SUPPLIED INFORMATION:
☆ ☆ ☆ ☆

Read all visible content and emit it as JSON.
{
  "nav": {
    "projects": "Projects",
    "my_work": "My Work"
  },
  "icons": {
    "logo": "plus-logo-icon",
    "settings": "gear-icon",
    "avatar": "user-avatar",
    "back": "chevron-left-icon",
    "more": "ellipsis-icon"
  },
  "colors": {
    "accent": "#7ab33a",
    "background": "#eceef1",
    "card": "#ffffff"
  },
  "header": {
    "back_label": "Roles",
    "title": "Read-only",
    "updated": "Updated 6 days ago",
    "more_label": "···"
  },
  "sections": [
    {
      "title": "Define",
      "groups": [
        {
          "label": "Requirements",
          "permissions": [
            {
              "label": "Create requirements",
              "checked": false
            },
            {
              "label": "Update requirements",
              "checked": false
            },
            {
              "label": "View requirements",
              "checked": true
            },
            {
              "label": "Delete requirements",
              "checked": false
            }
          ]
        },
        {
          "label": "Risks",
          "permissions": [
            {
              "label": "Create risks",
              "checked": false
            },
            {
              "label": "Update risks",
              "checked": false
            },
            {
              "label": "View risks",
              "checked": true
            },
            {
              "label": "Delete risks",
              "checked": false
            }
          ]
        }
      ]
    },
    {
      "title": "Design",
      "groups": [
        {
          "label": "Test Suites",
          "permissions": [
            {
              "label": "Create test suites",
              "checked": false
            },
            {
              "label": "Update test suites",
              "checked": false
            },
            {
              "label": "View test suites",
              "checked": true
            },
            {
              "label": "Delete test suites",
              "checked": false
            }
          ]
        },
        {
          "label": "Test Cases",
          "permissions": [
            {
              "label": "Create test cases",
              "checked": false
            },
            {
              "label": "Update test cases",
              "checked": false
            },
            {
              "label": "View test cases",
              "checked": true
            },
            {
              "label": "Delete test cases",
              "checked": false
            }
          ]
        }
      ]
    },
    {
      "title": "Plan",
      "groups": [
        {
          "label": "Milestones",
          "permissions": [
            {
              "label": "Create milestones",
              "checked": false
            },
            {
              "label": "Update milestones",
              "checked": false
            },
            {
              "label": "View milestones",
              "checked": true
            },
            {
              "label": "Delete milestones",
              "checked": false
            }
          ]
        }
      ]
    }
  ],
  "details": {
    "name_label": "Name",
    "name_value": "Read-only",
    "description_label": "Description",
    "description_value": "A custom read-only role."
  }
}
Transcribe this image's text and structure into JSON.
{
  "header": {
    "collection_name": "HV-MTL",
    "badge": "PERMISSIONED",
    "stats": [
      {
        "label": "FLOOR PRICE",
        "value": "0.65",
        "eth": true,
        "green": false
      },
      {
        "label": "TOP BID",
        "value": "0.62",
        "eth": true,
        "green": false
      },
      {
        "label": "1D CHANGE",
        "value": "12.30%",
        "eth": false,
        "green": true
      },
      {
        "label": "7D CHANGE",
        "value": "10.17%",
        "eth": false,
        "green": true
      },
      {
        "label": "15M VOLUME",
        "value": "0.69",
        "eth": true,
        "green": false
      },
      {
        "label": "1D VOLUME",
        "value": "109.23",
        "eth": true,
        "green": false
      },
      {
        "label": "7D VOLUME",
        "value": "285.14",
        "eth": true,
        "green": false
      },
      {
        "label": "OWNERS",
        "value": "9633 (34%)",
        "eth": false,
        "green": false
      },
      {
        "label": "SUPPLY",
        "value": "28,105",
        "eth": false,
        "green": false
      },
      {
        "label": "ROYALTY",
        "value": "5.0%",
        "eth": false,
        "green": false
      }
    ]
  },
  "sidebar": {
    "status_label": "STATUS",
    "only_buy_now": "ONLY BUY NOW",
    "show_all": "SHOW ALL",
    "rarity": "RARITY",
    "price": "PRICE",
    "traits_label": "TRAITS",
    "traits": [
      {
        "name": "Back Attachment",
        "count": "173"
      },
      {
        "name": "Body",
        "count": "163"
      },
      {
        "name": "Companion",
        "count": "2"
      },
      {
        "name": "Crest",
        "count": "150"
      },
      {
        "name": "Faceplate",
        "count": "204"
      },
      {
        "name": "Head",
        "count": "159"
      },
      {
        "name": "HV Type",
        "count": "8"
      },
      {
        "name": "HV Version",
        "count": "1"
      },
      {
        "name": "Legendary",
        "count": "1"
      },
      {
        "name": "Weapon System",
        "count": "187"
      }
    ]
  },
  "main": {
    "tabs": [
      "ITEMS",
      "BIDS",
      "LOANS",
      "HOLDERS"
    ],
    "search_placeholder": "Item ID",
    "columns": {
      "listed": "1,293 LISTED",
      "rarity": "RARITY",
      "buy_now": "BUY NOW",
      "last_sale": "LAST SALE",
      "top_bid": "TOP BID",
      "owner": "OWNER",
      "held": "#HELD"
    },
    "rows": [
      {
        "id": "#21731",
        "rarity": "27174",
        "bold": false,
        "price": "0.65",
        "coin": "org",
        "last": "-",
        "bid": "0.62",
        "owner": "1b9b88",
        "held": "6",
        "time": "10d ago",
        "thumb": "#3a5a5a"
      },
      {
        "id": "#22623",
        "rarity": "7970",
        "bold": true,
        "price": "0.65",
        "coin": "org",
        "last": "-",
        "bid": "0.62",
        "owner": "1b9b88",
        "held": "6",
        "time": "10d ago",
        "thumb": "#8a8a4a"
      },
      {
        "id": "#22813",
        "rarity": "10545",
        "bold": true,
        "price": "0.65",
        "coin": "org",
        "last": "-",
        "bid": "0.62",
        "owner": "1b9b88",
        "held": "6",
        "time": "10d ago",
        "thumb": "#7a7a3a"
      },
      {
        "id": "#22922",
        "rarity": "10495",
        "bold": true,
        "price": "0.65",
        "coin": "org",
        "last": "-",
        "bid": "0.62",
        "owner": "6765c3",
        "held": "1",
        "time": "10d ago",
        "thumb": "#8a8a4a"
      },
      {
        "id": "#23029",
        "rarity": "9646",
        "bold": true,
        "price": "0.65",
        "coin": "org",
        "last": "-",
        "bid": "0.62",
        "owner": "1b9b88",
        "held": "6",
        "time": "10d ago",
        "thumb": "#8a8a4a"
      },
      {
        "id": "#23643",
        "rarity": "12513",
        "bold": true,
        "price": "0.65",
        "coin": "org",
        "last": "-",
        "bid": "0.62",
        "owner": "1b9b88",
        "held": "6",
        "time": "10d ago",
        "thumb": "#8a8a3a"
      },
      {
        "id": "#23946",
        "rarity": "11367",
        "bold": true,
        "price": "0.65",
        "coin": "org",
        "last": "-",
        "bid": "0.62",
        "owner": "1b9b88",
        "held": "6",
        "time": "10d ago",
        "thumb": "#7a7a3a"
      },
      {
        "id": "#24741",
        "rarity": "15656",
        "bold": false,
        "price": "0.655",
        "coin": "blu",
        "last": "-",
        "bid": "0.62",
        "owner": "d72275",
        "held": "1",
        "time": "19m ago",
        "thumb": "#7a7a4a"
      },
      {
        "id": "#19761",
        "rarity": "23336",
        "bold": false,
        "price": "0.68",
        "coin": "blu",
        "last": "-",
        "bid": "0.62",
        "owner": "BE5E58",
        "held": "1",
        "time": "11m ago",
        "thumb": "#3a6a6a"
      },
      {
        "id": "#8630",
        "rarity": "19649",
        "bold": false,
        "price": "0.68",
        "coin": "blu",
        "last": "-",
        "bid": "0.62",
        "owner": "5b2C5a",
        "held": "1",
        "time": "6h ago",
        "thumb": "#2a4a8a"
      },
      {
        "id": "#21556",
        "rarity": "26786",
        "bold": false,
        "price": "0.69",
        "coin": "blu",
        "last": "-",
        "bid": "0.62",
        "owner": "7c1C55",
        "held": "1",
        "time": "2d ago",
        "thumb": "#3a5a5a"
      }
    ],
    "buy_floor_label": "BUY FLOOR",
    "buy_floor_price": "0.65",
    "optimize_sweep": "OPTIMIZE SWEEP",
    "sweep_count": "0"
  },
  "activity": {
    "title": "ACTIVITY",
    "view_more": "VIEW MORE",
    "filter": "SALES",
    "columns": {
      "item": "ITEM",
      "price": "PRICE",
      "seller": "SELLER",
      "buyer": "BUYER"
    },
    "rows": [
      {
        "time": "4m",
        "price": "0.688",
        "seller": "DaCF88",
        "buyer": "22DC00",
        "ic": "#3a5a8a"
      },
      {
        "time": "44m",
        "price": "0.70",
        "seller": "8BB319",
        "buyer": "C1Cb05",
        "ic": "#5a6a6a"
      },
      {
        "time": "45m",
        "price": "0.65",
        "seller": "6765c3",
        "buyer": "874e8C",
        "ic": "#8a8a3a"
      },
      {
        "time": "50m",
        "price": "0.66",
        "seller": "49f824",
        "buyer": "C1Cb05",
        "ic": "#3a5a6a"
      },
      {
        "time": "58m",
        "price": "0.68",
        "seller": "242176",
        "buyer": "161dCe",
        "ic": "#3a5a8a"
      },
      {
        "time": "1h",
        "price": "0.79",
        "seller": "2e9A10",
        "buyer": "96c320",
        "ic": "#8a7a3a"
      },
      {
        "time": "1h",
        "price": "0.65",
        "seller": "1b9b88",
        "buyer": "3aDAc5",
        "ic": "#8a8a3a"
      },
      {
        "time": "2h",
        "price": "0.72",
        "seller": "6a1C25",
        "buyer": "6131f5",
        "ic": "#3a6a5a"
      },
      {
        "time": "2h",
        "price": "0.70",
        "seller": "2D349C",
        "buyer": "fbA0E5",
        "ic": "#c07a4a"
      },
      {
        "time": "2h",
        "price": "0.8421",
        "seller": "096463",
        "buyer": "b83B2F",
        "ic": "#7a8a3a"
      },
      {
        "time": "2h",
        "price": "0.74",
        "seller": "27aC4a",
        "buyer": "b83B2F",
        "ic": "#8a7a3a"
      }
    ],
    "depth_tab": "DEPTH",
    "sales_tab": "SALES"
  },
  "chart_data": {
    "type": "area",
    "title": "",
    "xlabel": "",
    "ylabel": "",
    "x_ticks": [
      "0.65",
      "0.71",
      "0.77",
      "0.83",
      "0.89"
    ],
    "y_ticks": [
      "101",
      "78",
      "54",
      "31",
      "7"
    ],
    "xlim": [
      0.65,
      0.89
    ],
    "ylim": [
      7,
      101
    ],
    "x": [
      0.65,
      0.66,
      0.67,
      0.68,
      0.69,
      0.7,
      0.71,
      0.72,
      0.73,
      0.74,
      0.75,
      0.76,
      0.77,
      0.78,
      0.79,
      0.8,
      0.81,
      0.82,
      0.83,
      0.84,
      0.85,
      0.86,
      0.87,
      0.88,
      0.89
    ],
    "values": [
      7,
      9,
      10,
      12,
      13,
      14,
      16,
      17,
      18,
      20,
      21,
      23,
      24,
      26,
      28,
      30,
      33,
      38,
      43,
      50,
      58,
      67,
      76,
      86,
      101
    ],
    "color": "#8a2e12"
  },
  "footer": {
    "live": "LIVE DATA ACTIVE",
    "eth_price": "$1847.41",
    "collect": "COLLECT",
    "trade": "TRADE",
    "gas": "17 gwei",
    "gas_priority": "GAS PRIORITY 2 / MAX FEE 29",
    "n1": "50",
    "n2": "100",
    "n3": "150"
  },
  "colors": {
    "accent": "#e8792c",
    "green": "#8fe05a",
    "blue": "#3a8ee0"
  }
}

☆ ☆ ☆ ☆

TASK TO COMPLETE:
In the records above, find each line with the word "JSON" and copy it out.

RESPONSE:
Read all visible content and emit it as JSON.
Transcribe this image's text and structure into JSON.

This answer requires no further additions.